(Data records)
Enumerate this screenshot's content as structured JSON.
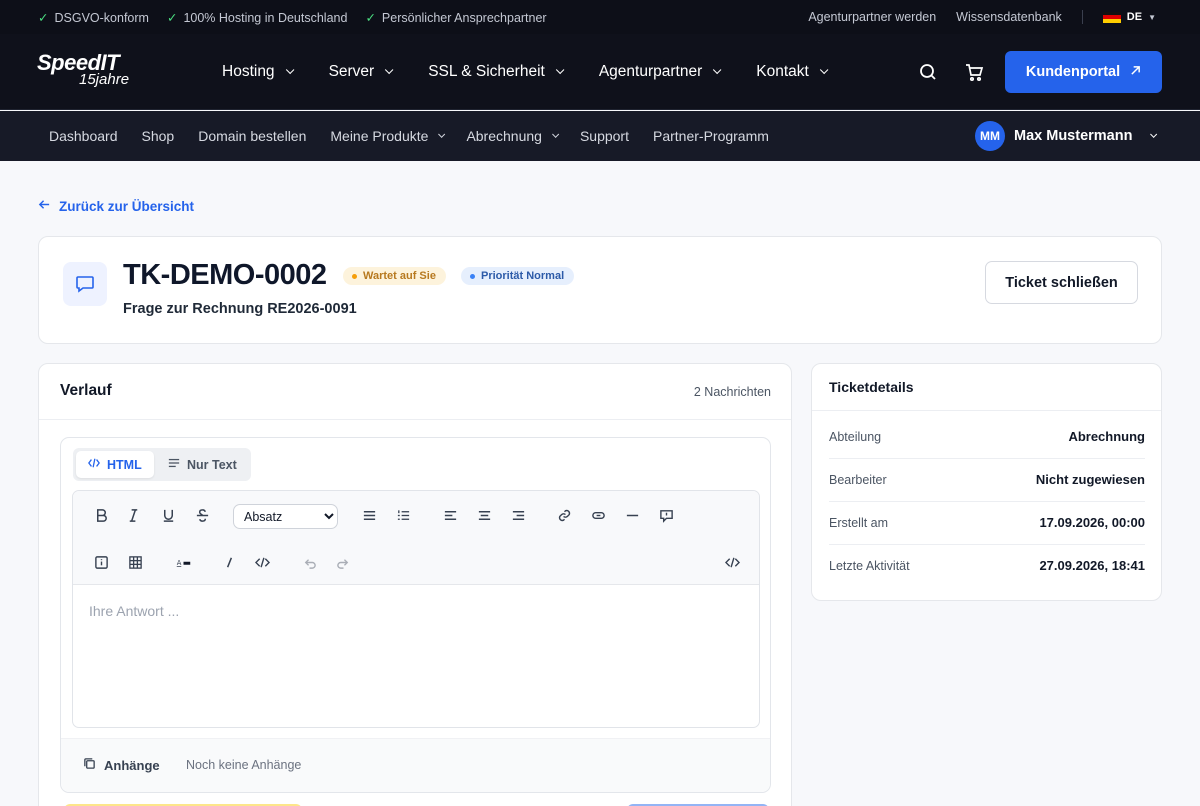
{
  "topbar": {
    "badges": [
      "DSGVO-konform",
      "100% Hosting in Deutschland",
      "Persönlicher Ansprechpartner"
    ],
    "links": [
      "Agenturpartner werden",
      "Wissensdatenbank"
    ],
    "lang": "DE"
  },
  "logo": {
    "line1": "SpeedIT",
    "line2": "15jahre"
  },
  "nav": {
    "items": [
      "Hosting",
      "Server",
      "SSL & Sicherheit",
      "Agenturpartner",
      "Kontakt"
    ],
    "portal_label": "Kundenportal"
  },
  "subnav": {
    "items": [
      "Dashboard",
      "Shop",
      "Domain bestellen",
      "Meine Produkte",
      "Abrechnung",
      "Support",
      "Partner-Programm"
    ],
    "user_initials": "MM",
    "user_name": "Max Mustermann"
  },
  "back_label": "Zurück zur Übersicht",
  "ticket": {
    "id": "TK-DEMO-0002",
    "status": "Wartet auf Sie",
    "priority": "Priorität Normal",
    "subject": "Frage zur Rechnung RE2026-0091",
    "close_label": "Ticket schließen"
  },
  "verlauf": {
    "title": "Verlauf",
    "count": "2 Nachrichten",
    "mode_html": "HTML",
    "mode_text": "Nur Text",
    "format_selected": "Absatz",
    "placeholder": "Ihre Antwort ...",
    "attach_label": "Anhänge",
    "attach_empty": "Noch keine Anhänge"
  },
  "details": {
    "title": "Ticketdetails",
    "rows": [
      {
        "label": "Abteilung",
        "value": "Abrechnung"
      },
      {
        "label": "Bearbeiter",
        "value": "Nicht zugewiesen"
      },
      {
        "label": "Erstellt am",
        "value": "17.09.2026, 00:00"
      },
      {
        "label": "Letzte Aktivität",
        "value": "27.09.2026, 18:41"
      }
    ]
  },
  "colors": {
    "accent": "#2563eb",
    "topbar": "#0d0f18",
    "nav": "#0f111b",
    "subnav": "#171a27",
    "status": "#f59e0b"
  }
}
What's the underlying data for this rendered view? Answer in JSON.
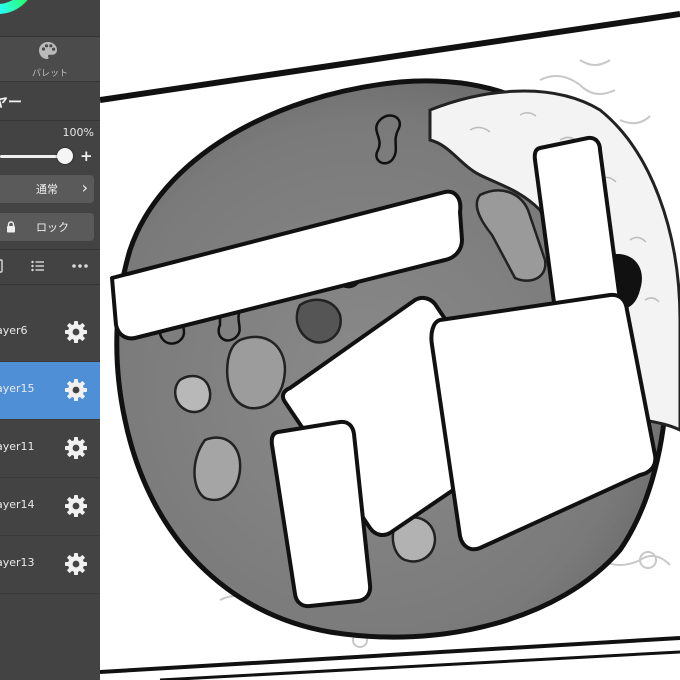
{
  "palette_tab": {
    "label": "パレット",
    "icon": "palette-icon"
  },
  "layer_panel": {
    "title": "ヤー",
    "opacity": {
      "value_label": "100%",
      "percent": 100,
      "plus": "+"
    },
    "blend_mode": {
      "label": "通常",
      "chevron": "›"
    },
    "lock": {
      "label": "ロック",
      "icon": "lock-icon"
    },
    "toolbar": [
      "layer-add-icon",
      "list-icon",
      "more-icon"
    ],
    "layers": [
      {
        "name": "ayer6",
        "selected": false
      },
      {
        "name": "ayer15",
        "selected": true
      },
      {
        "name": "ayer11",
        "selected": false
      },
      {
        "name": "ayer14",
        "selected": false
      },
      {
        "name": "ayer13",
        "selected": false
      }
    ]
  },
  "colors": {
    "panel": "#434343",
    "selected_row": "#4f8fd6",
    "canvas": "#ffffff"
  }
}
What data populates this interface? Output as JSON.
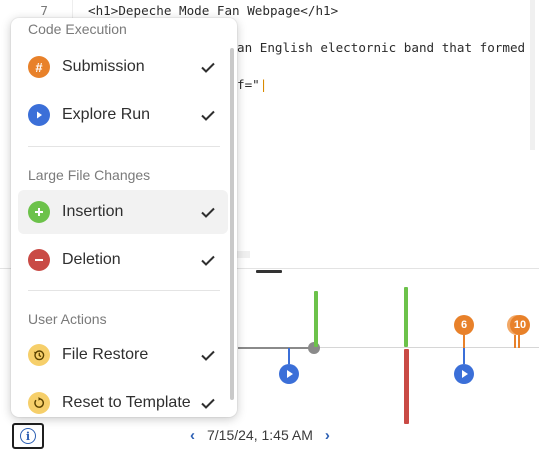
{
  "editor": {
    "line_number": "7",
    "line1": "<h1>Depeche Mode Fan Webpage</h1>",
    "line2": "an English electornic band that formed",
    "line3_prefix": "f=\"",
    "line3_cursor": "|"
  },
  "menu": {
    "sections": [
      {
        "title": "Code Execution",
        "items": [
          {
            "label": "Submission",
            "icon": "hash-icon",
            "icon_color": "#e8812a",
            "checked": true
          },
          {
            "label": "Explore Run",
            "icon": "play-icon",
            "icon_color": "#3b6fd8",
            "checked": true
          }
        ]
      },
      {
        "title": "Large File Changes",
        "items": [
          {
            "label": "Insertion",
            "icon": "plus-icon",
            "icon_color": "#6cc24a",
            "checked": true
          },
          {
            "label": "Deletion",
            "icon": "minus-icon",
            "icon_color": "#c94a45",
            "checked": true
          }
        ]
      },
      {
        "title": "User Actions",
        "items": [
          {
            "label": "File Restore",
            "icon": "history-icon",
            "icon_color": "#f6cf6a",
            "checked": true
          },
          {
            "label": "Reset to Template",
            "icon": "reset-icon",
            "icon_color": "#f6cf6a",
            "checked": true
          }
        ]
      }
    ]
  },
  "timeline": {
    "date": "7/15/24, 1:45 AM",
    "badges": [
      "6",
      "10"
    ],
    "colors": {
      "submission": "#e8812a",
      "run": "#3b6fd8",
      "insertion": "#6cc24a",
      "deletion": "#c94a45"
    }
  }
}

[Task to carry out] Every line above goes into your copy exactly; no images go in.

[Written solution]
Enumerate this screenshot's content as structured JSON.
{
  "topbar": {
    "badges": [
      "DSGVO-konform",
      "100% Hosting in Deutschland",
      "Persönlicher Ansprechpartner"
    ],
    "links": [
      "Agenturpartner werden",
      "Wissensdatenbank"
    ],
    "lang": "DE"
  },
  "logo": {
    "line1": "SpeedIT",
    "line2": "15jahre"
  },
  "nav": {
    "items": [
      "Hosting",
      "Server",
      "SSL & Sicherheit",
      "Agenturpartner",
      "Kontakt"
    ],
    "portal_label": "Kundenportal"
  },
  "subnav": {
    "items": [
      "Dashboard",
      "Shop",
      "Domain bestellen",
      "Meine Produkte",
      "Abrechnung",
      "Support",
      "Partner-Programm"
    ],
    "user_initials": "MM",
    "user_name": "Max Mustermann"
  },
  "back_label": "Zurück zur Übersicht",
  "ticket": {
    "id": "TK-DEMO-0002",
    "status": "Wartet auf Sie",
    "priority": "Priorität Normal",
    "subject": "Frage zur Rechnung RE2026-0091",
    "close_label": "Ticket schließen"
  },
  "verlauf": {
    "title": "Verlauf",
    "count": "2 Nachrichten",
    "mode_html": "HTML",
    "mode_text": "Nur Text",
    "format_selected": "Absatz",
    "placeholder": "Ihre Antwort ...",
    "attach_label": "Anhänge",
    "attach_empty": "Noch keine Anhänge"
  },
  "details": {
    "title": "Ticketdetails",
    "rows": [
      {
        "label": "Abteilung",
        "value": "Abrechnung"
      },
      {
        "label": "Bearbeiter",
        "value": "Nicht zugewiesen"
      },
      {
        "label": "Erstellt am",
        "value": "17.09.2026, 00:00"
      },
      {
        "label": "Letzte Aktivität",
        "value": "27.09.2026, 18:41"
      }
    ]
  },
  "colors": {
    "accent": "#2563eb",
    "topbar": "#0d0f18",
    "nav": "#0f111b",
    "subnav": "#171a27",
    "status": "#f59e0b"
  }
}
What's the underlying data for this rendered view? Answer in JSON.
{
  "palette_tab": {
    "label": "パレット",
    "icon": "palette-icon"
  },
  "layer_panel": {
    "title": "ヤー",
    "opacity": {
      "value_label": "100%",
      "percent": 100,
      "plus": "+"
    },
    "blend_mode": {
      "label": "通常",
      "chevron": "›"
    },
    "lock": {
      "label": "ロック",
      "icon": "lock-icon"
    },
    "toolbar": [
      "layer-add-icon",
      "list-icon",
      "more-icon"
    ],
    "layers": [
      {
        "name": "ayer6",
        "selected": false
      },
      {
        "name": "ayer15",
        "selected": true
      },
      {
        "name": "ayer11",
        "selected": false
      },
      {
        "name": "ayer14",
        "selected": false
      },
      {
        "name": "ayer13",
        "selected": false
      }
    ]
  },
  "colors": {
    "panel": "#434343",
    "selected_row": "#4f8fd6",
    "canvas": "#ffffff"
  }
}
What data populates this interface? Output as JSON.
{
  "editor": {
    "line_number": "7",
    "line1": "<h1>Depeche Mode Fan Webpage</h1>",
    "line2": "an English electornic band that formed",
    "line3_prefix": "f=\"",
    "line3_cursor": "|"
  },
  "menu": {
    "sections": [
      {
        "title": "Code Execution",
        "items": [
          {
            "label": "Submission",
            "icon": "hash-icon",
            "icon_color": "#e8812a",
            "checked": true
          },
          {
            "label": "Explore Run",
            "icon": "play-icon",
            "icon_color": "#3b6fd8",
            "checked": true
          }
        ]
      },
      {
        "title": "Large File Changes",
        "items": [
          {
            "label": "Insertion",
            "icon": "plus-icon",
            "icon_color": "#6cc24a",
            "checked": true
          },
          {
            "label": "Deletion",
            "icon": "minus-icon",
            "icon_color": "#c94a45",
            "checked": true
          }
        ]
      },
      {
        "title": "User Actions",
        "items": [
          {
            "label": "File Restore",
            "icon": "history-icon",
            "icon_color": "#f6cf6a",
            "checked": true
          },
          {
            "label": "Reset to Template",
            "icon": "reset-icon",
            "icon_color": "#f6cf6a",
            "checked": true
          }
        ]
      }
    ]
  },
  "timeline": {
    "date": "7/15/24, 1:45 AM",
    "badges": [
      "6",
      "10"
    ],
    "colors": {
      "submission": "#e8812a",
      "run": "#3b6fd8",
      "insertion": "#6cc24a",
      "deletion": "#c94a45"
    }
  }
}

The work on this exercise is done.